→ The task: From the listing below, pick out each line with the word "response".

→ Entries shown:
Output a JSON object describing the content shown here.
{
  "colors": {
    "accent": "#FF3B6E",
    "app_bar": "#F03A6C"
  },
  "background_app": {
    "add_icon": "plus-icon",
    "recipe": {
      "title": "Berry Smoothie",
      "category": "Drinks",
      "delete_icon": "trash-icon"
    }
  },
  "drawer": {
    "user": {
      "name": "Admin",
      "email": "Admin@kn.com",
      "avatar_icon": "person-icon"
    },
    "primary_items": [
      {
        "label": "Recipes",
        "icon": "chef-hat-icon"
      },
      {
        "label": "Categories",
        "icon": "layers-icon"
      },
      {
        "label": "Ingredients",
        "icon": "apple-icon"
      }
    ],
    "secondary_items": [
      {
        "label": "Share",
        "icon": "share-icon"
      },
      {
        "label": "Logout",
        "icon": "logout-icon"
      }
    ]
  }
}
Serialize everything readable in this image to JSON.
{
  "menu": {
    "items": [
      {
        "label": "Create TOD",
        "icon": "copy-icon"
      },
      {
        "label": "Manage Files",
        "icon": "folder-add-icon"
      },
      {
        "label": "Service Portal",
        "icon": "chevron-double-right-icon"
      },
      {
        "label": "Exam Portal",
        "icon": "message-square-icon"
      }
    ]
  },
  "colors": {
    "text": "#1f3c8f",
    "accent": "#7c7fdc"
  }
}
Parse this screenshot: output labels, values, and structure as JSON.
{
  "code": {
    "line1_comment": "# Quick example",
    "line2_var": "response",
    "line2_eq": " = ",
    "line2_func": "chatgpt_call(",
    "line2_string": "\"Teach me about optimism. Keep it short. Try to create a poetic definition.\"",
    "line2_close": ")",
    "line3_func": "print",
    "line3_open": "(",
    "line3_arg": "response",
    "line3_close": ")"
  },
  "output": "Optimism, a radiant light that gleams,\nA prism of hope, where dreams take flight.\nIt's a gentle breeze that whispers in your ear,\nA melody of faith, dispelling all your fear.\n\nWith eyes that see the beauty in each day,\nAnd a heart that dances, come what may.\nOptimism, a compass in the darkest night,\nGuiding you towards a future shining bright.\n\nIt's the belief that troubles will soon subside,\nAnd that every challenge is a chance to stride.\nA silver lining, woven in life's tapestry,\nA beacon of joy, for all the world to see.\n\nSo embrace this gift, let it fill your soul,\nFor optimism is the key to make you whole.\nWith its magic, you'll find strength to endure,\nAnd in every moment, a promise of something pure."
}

→ Result below:
    "line2_var": "response",
    "line3_arg": "response",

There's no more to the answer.